- **Goal of the exercise**:
Please report how many lines below contain "icon", writing nothing except the number.
* * *
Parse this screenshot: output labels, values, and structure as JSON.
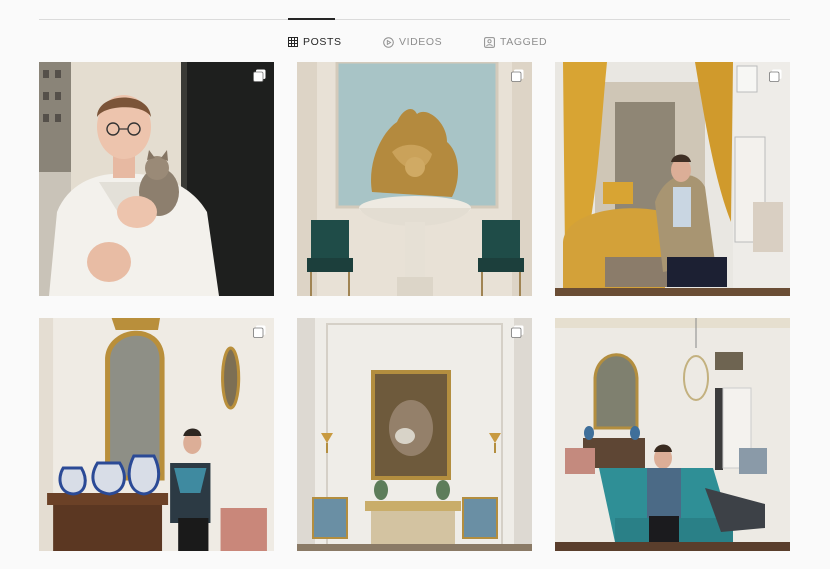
{
  "tabs": [
    {
      "label": "POSTS",
      "icon": "grid-icon",
      "active": true
    },
    {
      "label": "VIDEOS",
      "icon": "play-circle-icon",
      "active": false
    },
    {
      "label": "TAGGED",
      "icon": "tag-portrait-icon",
      "active": false
    }
  ],
  "colors": {
    "active_text": "#262626",
    "inactive_text": "#8e8e8e",
    "divider": "#dbdbdb",
    "background": "#fafafa"
  },
  "posts": [
    {
      "multi_image": true
    },
    {
      "multi_image": true
    },
    {
      "multi_image": true
    },
    {
      "multi_image": true
    },
    {
      "multi_image": true
    },
    {
      "multi_image": false
    }
  ]
}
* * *
- **Exercise result**:
3